(Records from a collection)
*** Block opens ***

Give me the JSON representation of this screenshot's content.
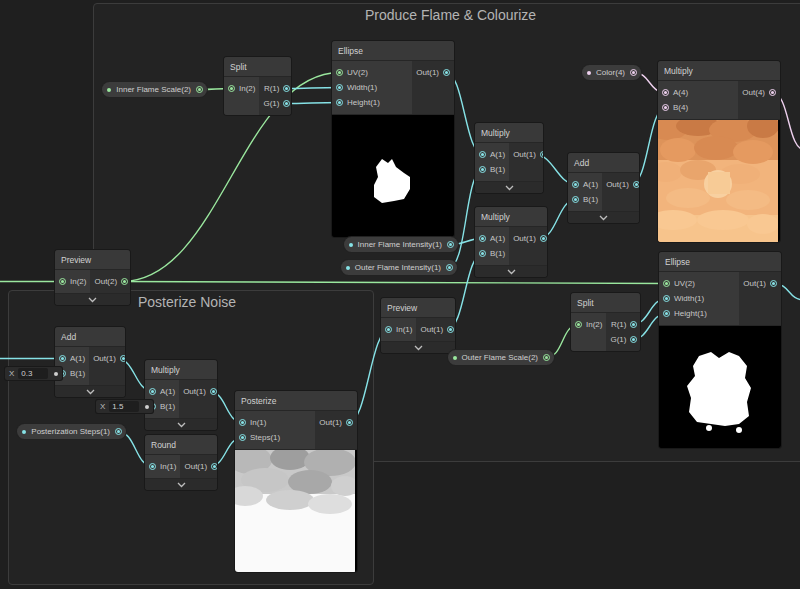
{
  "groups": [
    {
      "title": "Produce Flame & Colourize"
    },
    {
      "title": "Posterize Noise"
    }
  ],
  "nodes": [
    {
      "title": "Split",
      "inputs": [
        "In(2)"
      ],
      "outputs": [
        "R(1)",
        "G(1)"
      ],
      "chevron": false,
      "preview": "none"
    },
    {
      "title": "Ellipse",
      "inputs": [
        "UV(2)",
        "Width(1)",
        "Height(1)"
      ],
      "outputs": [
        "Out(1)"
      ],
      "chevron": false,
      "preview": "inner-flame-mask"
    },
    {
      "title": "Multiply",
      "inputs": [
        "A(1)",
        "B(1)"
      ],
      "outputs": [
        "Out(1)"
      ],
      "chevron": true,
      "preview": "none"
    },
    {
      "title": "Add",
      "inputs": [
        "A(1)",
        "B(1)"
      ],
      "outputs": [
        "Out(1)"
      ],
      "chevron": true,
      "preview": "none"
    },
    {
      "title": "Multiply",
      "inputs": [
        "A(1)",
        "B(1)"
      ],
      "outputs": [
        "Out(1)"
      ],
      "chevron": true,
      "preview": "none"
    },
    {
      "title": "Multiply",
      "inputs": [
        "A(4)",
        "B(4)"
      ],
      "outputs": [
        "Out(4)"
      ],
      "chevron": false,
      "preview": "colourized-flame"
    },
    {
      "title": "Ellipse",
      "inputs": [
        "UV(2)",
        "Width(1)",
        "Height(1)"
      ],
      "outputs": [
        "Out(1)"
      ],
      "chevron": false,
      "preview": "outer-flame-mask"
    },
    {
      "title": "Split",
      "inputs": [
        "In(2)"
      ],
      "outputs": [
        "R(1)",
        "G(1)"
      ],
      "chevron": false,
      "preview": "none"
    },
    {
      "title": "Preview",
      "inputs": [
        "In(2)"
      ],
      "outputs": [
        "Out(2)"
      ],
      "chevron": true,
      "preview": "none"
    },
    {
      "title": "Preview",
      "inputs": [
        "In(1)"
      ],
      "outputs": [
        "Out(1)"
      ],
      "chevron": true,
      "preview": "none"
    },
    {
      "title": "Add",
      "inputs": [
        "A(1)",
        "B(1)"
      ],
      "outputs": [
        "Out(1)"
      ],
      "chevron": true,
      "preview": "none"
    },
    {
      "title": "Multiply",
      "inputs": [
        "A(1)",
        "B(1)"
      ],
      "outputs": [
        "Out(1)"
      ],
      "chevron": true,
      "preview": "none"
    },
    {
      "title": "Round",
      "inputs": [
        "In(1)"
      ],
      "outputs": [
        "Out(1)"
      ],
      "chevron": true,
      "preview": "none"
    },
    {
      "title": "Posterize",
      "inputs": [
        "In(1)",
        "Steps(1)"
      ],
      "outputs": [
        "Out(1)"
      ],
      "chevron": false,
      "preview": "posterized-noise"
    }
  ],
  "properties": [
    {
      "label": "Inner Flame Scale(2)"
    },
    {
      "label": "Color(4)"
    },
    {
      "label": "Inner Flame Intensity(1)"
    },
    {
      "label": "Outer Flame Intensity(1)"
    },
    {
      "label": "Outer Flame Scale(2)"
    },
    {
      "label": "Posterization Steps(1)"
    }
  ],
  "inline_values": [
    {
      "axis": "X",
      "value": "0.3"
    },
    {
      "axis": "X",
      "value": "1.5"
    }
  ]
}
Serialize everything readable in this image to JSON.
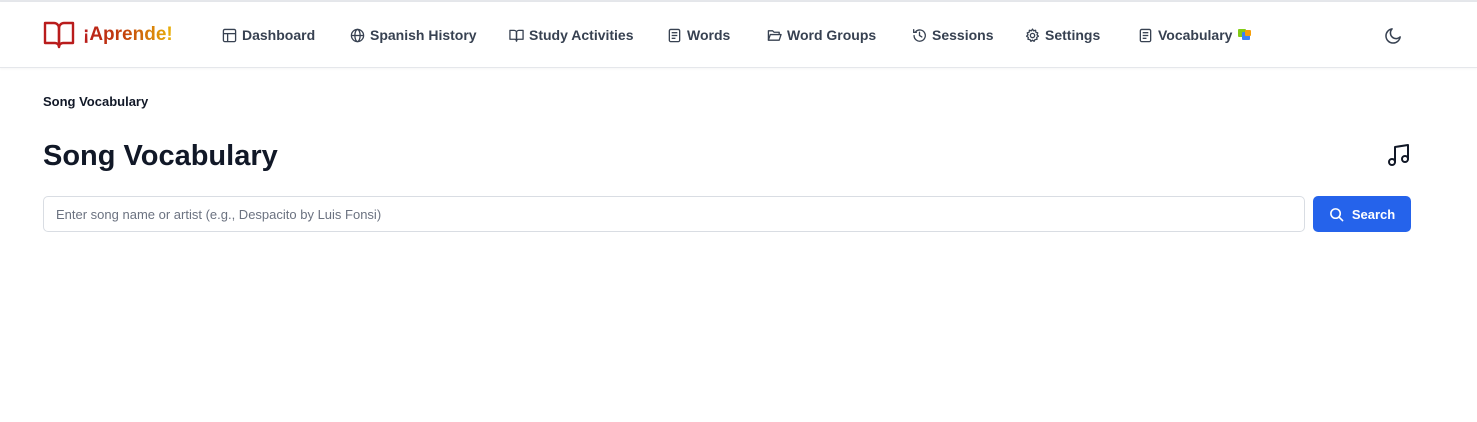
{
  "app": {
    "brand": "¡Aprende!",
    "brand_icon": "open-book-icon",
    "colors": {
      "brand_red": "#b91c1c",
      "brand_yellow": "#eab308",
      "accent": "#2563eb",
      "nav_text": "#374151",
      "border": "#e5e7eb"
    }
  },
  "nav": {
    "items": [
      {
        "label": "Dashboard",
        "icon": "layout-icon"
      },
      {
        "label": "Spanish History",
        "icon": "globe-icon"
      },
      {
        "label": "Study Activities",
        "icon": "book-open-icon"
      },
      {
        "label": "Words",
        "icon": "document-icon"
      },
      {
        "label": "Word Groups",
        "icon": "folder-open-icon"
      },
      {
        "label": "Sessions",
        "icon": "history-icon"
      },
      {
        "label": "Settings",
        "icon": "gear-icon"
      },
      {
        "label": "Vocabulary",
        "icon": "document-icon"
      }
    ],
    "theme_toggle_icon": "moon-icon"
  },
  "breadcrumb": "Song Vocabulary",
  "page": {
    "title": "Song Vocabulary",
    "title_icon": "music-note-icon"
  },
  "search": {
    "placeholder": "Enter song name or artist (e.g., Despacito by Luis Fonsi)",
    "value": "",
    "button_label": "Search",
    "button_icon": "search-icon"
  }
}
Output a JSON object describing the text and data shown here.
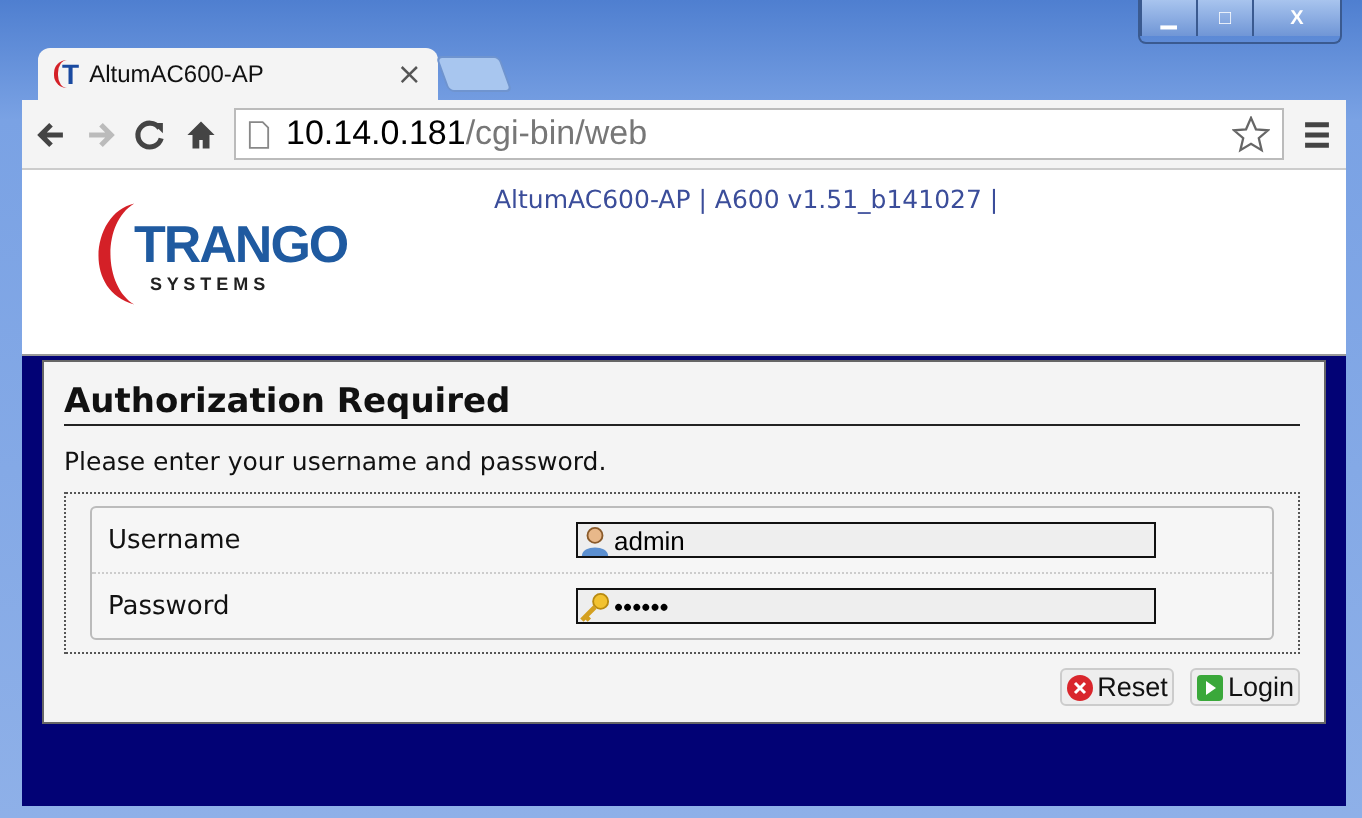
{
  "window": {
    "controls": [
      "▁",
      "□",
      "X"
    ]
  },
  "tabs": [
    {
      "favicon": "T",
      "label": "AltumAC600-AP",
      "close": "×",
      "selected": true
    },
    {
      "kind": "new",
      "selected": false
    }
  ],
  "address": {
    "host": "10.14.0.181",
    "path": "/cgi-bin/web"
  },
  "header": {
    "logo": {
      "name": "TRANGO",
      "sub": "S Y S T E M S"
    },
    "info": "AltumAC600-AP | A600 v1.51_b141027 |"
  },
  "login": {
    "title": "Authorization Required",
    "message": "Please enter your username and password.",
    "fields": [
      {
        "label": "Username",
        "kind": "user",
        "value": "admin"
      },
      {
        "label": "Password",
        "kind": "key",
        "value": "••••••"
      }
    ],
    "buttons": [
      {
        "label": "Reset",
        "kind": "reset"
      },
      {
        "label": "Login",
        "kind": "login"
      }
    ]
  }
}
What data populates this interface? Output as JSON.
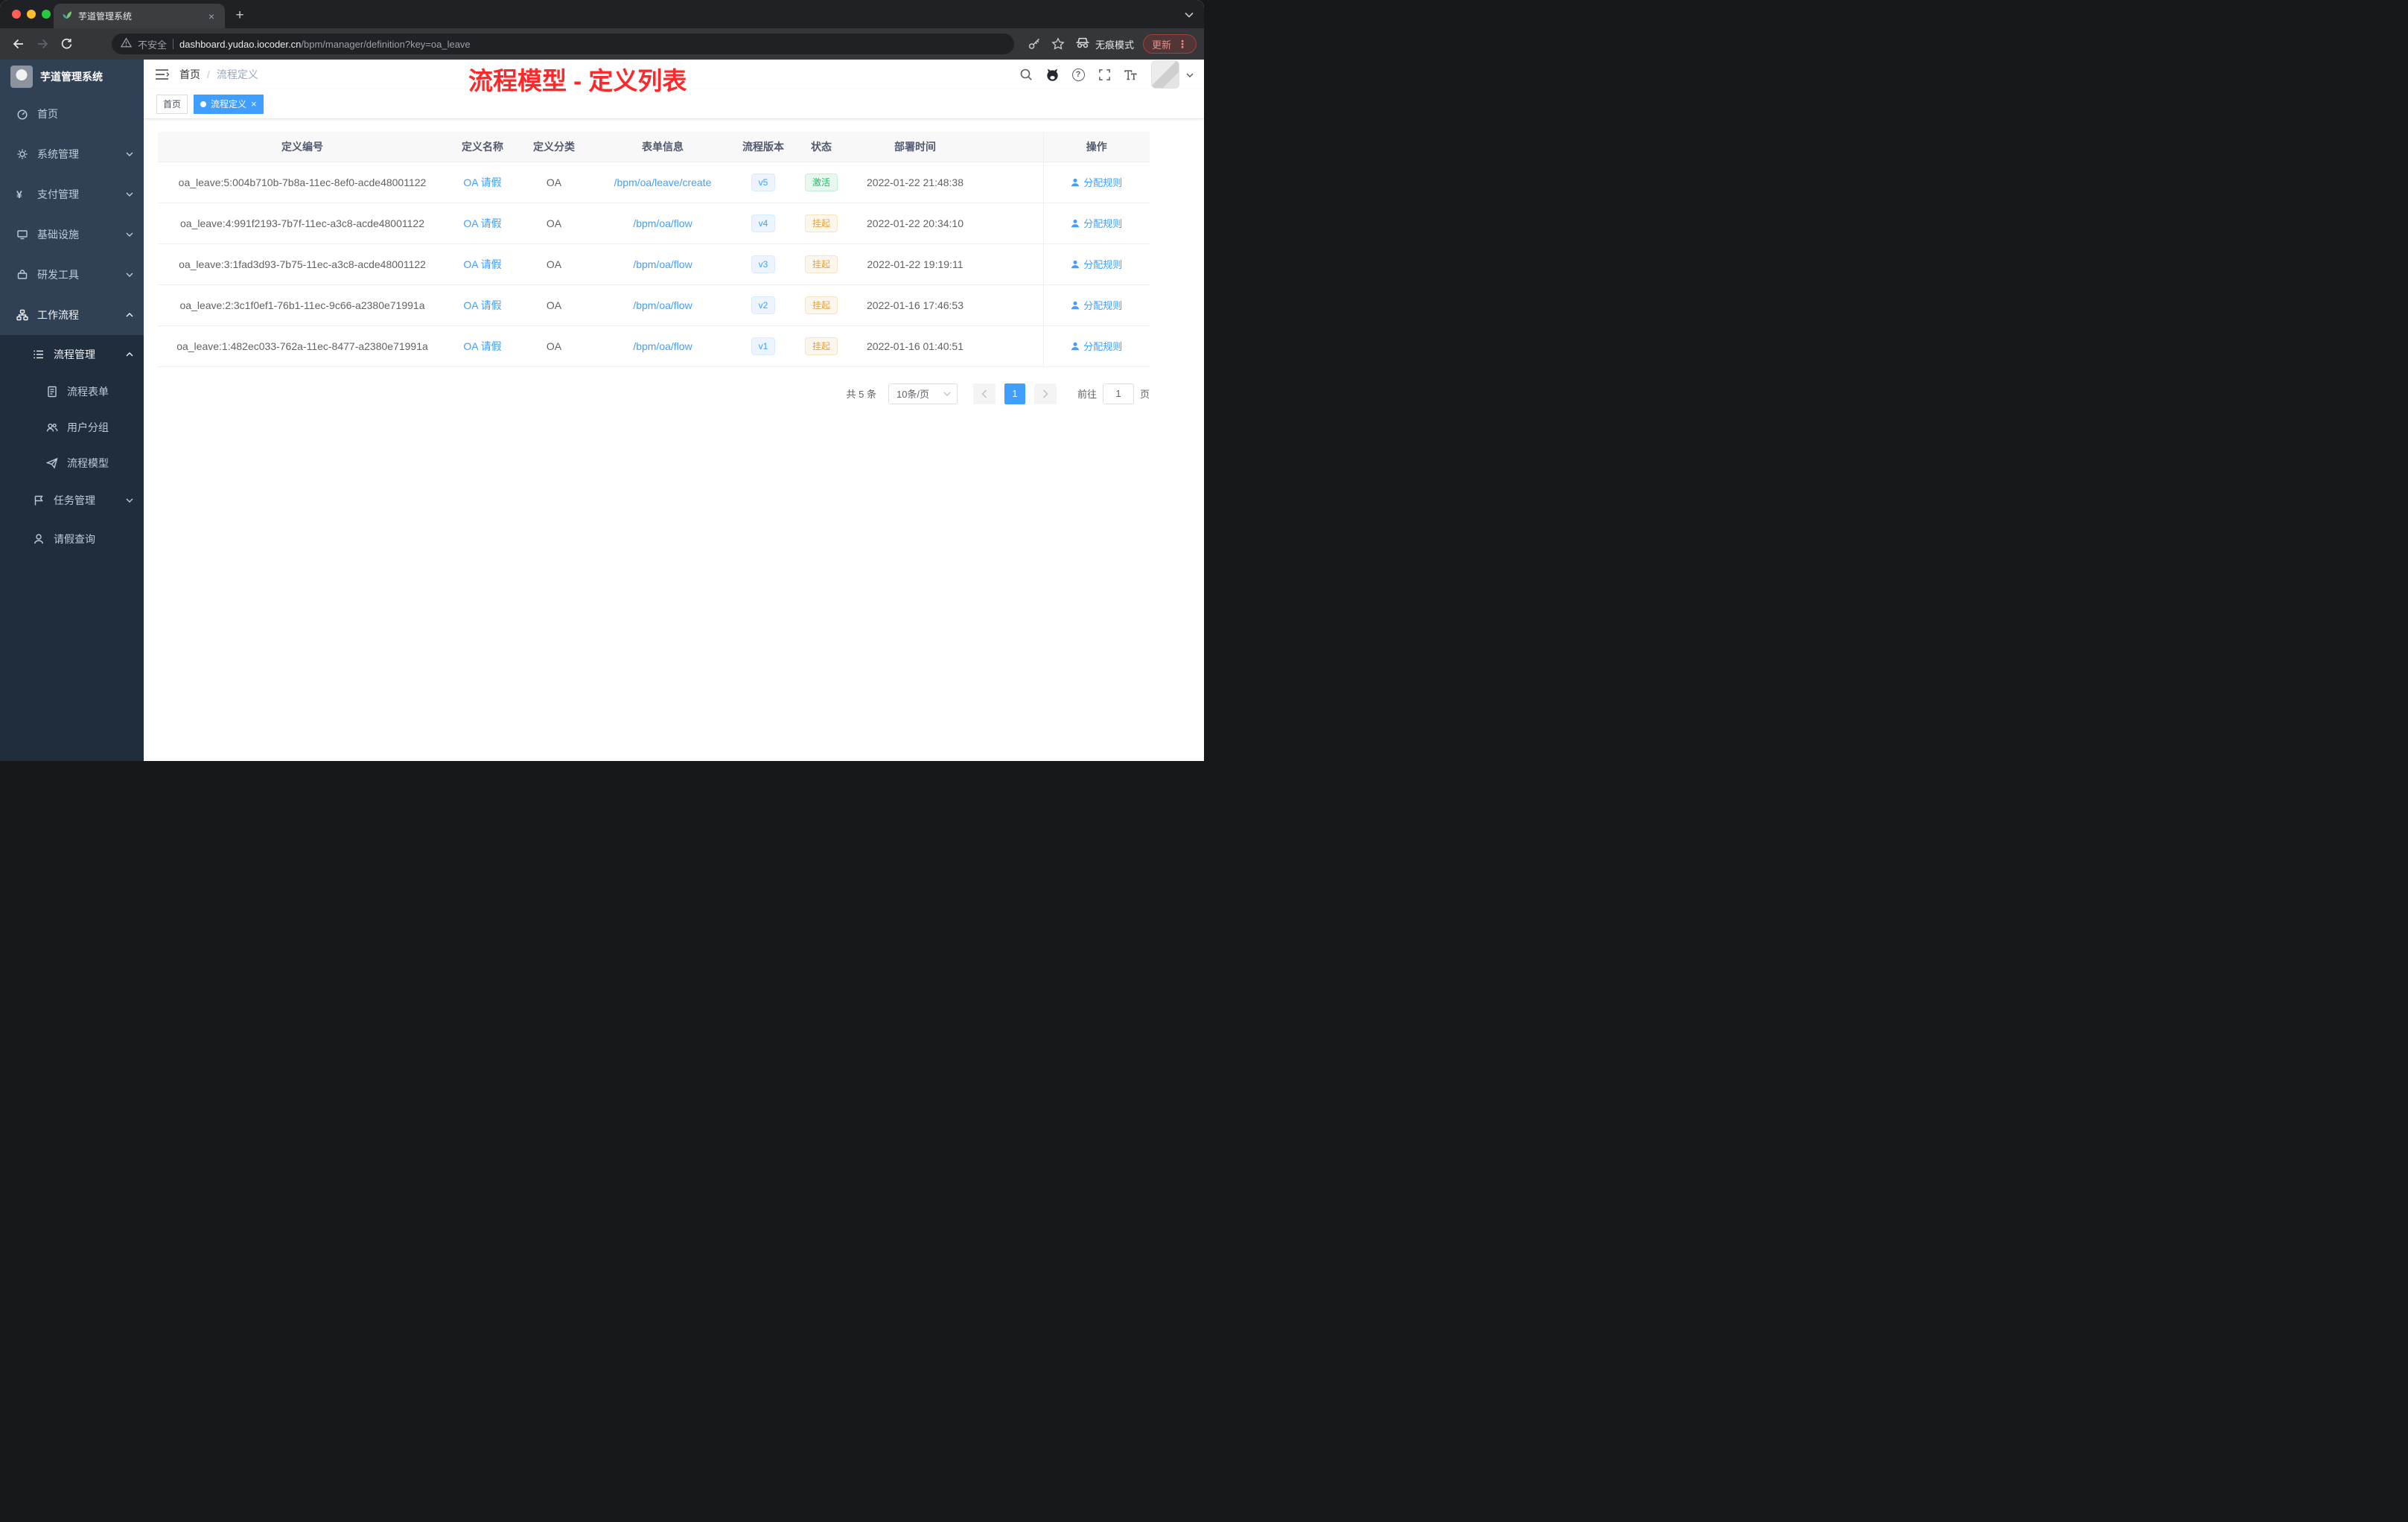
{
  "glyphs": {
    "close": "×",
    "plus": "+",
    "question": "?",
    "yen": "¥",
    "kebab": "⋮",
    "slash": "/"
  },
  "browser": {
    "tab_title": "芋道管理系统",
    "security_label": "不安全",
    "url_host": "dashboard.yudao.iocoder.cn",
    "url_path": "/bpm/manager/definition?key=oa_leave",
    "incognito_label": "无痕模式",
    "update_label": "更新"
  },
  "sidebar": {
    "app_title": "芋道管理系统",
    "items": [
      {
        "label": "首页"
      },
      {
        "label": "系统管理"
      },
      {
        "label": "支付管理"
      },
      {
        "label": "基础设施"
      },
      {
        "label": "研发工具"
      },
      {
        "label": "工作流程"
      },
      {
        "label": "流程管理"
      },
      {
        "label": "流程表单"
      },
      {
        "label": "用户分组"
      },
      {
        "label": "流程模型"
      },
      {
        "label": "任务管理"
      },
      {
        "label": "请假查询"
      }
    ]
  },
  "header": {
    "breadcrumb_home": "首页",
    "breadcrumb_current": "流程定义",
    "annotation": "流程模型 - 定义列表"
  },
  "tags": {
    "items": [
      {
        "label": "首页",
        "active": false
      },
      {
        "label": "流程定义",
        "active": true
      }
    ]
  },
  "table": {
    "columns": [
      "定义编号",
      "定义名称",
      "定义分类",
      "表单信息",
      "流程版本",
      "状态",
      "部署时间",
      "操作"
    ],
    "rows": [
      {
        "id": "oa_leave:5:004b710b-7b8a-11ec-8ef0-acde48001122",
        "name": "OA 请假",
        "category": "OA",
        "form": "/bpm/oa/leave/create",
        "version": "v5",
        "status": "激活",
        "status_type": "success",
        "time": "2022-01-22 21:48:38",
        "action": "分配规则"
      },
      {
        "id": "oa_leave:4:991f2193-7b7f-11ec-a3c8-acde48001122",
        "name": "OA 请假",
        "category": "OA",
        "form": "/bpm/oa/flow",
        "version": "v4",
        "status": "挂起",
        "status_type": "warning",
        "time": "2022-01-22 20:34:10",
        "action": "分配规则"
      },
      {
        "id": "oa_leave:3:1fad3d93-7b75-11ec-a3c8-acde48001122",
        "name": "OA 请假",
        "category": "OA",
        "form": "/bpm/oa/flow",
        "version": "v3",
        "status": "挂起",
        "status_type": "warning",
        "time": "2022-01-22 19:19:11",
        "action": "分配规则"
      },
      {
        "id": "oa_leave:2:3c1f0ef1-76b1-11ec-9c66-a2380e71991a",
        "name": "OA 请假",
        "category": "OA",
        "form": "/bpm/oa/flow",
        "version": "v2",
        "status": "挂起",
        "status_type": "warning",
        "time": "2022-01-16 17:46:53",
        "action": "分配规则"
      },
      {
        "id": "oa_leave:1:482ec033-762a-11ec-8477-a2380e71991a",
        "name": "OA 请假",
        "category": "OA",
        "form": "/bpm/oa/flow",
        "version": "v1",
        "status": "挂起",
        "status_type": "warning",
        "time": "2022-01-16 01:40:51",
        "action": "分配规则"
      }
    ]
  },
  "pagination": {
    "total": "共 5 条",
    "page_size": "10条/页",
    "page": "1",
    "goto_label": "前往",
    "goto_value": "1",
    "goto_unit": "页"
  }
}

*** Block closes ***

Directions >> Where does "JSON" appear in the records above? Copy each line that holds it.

Task answer >>
Give me the JSON representation of this screenshot's content.
Serialize everything readable in this image to JSON.
Output a JSON object describing the text and data shown here.
What data populates this interface? Output as JSON.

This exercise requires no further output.